Most international students have to take a flight, or even several flights, to reach their destination in the U.S. By the time we become seniors we are professionals at packing suitcases, navigating airports and making it through long flights. Very early in my undergraduate career I learned how unpredictable traveling can be, and got some lessons that have stuck with me every time I’ve traveled since.
One of the first big lessons about traveling that I have learned over the years is that I should always bring rolling luggage. Carrying handbags makes it so difficult and time-consuming to get around the airport. On top of that, I often lost time by mixing up terminals and going to the wrong place. Now I know to stay calm and even when someone working at the airport directs me to a place I should always double-check the airport signs.

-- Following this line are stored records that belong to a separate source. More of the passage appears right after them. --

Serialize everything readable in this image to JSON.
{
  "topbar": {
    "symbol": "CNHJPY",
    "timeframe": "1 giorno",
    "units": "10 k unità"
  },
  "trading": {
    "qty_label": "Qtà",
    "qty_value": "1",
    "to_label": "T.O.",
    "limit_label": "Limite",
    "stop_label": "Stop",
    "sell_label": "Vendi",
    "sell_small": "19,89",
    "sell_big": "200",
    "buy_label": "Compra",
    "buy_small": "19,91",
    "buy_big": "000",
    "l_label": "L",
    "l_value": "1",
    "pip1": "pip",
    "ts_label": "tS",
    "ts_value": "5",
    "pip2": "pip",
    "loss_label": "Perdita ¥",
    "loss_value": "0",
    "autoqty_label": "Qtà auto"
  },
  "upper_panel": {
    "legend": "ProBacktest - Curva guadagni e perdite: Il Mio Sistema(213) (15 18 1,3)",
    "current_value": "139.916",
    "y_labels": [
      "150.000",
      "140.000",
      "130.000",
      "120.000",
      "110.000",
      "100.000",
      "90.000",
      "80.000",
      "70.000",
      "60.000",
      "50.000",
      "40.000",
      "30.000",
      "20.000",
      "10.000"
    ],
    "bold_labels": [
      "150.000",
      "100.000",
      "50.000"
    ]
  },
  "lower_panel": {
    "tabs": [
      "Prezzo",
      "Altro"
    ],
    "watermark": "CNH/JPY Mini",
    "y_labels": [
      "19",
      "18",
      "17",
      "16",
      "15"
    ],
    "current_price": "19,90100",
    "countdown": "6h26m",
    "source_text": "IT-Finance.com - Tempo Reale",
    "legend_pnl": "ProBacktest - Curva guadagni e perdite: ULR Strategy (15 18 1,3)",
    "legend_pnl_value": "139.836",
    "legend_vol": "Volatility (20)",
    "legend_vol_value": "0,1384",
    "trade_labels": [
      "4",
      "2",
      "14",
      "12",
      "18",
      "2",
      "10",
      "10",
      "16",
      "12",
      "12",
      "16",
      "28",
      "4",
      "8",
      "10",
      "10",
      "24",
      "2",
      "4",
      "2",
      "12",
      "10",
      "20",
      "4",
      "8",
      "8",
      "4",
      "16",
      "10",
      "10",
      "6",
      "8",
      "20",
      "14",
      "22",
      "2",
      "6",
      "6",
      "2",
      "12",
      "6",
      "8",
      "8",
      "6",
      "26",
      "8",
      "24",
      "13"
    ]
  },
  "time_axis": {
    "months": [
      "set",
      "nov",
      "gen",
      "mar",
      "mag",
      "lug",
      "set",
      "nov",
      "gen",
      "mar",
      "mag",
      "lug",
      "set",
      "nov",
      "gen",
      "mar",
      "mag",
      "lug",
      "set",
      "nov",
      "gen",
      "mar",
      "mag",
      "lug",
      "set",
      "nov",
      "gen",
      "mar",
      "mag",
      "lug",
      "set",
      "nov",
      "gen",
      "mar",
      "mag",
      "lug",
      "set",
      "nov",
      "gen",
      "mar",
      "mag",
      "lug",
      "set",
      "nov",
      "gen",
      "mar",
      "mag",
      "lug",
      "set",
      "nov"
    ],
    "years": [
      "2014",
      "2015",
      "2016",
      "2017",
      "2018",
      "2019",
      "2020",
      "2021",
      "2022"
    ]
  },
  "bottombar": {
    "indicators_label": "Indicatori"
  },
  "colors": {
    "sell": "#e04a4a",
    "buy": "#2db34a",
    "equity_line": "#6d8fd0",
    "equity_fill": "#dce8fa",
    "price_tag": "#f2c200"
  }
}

However, even when you are careful, things that you don’t expect happen. Sitting on my first transatlantic flight, I learned that we would be arriving in New York a few hours late because of an additional engine check. A few hours of waiting should be fine, I thought, until it turned out that we had to wait an additional hour, which meant that I wouldn’t have enough time to catch the connecting flight that was taking me to my destination.
When my plane finally landed in the U.S., I ran through immigration and customs, baggage claim, and several terminals to reach my connecting flight, which was set to leave in thirty minutes.